It's being called the worst humanitarian crisis of our generation. Why aren't we talking about it more? This week on 51%, why aid organizations need you to help. Plus the modern reality of what happens when science creates families.
The civil war in Syria is in its third year – and experts say it is one of the worst humanitarian crises of our generation. International attention focused on the conflict when poison gas was used in an attack on Damascus in August. But news reports indicate that a brutal campaign of so-called cleansing continues around the country, with witnesses saying the government basically dumped huge containers of shrapnel, including dumpsters, and bombs on buildings in an air attack on September 3rd to clear a town of what the government said were terrorists. The strategy destroyed the town of Ariha, and forced everyone in it, civilian and rebels, to abandon it forever.
According to Save the Children, two million people have fled the country – but four million children are still there, hungry, in need of medicine and without a safe home. One in three of those children have been the target of violence. 75% of them have lost a loved one. Seven thousand children are dead. And Save the Children President and CEO Carolyn Miles said a priority is finding a way to get aid to those who need it. Studies indicate that seventy percent of health aid workers are unable to get to where they're needed.
Carolyn Miles is President & Chief Executive Officer for Save the Children. In 2012, Save the Children helped more than 125 million children in the United States and in 120 countries around the world.

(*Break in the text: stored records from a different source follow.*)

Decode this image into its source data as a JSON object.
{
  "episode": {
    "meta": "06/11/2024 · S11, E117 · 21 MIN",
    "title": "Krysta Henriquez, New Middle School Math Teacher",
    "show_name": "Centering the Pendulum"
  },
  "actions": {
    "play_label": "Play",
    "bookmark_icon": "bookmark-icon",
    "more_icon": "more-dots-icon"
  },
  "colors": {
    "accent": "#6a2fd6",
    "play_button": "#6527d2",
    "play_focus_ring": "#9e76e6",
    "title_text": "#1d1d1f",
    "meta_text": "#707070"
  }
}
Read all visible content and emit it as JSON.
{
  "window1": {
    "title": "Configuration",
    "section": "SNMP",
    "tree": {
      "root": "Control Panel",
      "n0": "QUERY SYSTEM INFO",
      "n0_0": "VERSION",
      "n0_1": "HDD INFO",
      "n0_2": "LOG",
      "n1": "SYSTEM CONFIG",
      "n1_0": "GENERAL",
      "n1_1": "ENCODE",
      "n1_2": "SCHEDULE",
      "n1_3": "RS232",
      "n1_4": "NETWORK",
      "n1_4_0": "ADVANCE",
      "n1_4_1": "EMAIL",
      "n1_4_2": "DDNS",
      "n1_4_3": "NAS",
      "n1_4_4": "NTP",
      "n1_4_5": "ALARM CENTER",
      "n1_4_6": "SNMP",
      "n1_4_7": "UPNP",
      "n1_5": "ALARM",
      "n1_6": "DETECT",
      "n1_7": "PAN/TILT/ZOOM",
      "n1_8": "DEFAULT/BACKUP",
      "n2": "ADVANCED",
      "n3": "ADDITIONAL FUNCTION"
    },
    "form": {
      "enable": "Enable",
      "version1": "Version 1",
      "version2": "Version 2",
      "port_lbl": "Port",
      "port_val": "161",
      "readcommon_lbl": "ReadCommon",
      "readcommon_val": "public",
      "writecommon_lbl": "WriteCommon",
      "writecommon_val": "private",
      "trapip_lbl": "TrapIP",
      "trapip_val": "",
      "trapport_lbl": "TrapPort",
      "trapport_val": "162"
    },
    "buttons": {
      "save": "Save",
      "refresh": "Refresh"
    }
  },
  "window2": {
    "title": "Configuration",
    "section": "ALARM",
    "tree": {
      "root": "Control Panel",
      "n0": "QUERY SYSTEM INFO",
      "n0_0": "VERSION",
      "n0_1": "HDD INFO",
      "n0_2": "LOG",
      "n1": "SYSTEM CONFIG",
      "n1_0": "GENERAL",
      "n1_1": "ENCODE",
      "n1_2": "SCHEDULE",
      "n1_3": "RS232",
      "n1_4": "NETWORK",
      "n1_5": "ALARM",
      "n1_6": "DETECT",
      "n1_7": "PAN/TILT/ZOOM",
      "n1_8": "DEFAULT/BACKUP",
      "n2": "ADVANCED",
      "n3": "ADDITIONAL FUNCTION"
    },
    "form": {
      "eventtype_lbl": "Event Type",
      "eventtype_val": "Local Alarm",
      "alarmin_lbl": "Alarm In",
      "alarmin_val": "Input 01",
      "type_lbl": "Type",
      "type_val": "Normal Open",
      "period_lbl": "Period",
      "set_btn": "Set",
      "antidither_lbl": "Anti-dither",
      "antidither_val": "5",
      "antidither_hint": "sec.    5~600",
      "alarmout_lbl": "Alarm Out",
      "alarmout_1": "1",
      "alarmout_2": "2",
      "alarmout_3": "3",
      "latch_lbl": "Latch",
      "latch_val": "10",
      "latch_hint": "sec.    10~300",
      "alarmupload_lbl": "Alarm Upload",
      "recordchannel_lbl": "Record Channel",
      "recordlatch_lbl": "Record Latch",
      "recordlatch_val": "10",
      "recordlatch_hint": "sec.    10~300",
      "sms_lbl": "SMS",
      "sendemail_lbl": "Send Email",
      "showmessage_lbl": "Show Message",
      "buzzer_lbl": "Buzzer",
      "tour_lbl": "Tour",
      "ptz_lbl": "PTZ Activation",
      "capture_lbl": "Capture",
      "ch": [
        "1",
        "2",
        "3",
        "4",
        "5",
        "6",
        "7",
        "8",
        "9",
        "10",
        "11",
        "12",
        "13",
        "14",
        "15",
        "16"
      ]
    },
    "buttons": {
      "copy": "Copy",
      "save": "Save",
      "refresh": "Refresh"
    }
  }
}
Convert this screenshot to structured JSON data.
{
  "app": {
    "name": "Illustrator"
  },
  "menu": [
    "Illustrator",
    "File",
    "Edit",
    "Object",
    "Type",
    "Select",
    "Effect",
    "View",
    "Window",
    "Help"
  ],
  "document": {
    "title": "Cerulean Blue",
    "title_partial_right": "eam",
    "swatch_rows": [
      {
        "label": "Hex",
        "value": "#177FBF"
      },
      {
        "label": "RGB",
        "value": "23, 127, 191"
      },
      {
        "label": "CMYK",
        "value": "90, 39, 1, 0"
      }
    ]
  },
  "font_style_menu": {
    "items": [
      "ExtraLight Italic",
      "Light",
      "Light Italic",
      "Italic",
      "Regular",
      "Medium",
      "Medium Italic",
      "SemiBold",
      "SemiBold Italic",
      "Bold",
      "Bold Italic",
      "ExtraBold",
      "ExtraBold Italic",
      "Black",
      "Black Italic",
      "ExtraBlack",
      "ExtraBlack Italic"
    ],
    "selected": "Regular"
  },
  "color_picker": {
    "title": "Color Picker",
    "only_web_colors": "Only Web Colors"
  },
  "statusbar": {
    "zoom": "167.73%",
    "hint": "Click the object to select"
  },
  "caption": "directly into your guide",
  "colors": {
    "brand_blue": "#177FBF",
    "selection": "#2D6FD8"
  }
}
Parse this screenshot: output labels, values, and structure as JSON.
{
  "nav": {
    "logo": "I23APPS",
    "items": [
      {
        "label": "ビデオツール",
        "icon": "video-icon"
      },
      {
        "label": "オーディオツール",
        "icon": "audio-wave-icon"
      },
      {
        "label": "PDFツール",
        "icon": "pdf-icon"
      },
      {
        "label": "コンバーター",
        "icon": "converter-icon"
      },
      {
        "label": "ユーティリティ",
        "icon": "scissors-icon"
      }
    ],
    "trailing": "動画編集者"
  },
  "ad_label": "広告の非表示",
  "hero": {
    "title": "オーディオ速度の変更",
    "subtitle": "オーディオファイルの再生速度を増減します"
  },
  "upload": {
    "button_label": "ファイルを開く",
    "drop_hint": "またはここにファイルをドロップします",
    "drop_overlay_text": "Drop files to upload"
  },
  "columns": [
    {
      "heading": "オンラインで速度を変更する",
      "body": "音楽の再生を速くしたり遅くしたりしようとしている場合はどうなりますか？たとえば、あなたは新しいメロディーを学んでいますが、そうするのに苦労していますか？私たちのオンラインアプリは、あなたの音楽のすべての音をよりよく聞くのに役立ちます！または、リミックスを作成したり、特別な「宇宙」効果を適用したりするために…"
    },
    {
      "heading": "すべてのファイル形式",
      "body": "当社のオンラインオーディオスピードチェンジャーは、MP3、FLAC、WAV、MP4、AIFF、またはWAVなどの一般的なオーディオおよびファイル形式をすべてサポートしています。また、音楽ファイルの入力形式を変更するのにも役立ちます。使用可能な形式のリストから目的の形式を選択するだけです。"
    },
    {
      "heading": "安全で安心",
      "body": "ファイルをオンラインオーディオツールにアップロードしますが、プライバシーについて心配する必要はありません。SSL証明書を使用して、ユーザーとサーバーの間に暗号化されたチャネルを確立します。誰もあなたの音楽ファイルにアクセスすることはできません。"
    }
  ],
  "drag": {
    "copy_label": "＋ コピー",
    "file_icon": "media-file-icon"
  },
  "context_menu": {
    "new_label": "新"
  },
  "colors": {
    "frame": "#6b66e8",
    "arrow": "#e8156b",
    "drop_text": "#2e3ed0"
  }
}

Find out more at savethechildren.org.
Coming up, some frank talk about the reality of a family created by science – and a movement to get rid of diapers for good.
Our definition of family has certainly widened over the past couple of generations. With MTV about to air the program Generation Cryo, about a girl searching for the sperm donor who is her father, and 2010's film The Kids Are Alright, about the children of a lesbian couple who want to know their mothers' sperm donor, that definition is expanding yet again. Cindi Swingen of Portland Oregon chose to create her own family – her two children have the same father – a man none of them knows. Producer Julie Sabatier bring us this interview.
And finally, let's talk about babies, and diapers. Our grandmothers wrapped our parents in cloth nappies when they were babies. Our mothers raised us during the transition from diaper services to disposables. But as we become aware of the environmental nightmare those nearly indestructible disposables are, today's parents are looking for alternatives. What if you and your baby just didn't use any?
Lisa Goldberg and Rebecca Steinfeld of Homefront Chronicles speak to a mom who's not buying the diaper story.
That’s our show for this week. Thanks to Katie Britton for production assistance. Our theme music is by Kevin Bartlett. This show is a national production of Northeast Public Radio. Our executive producer is Dr. Alan Chartock.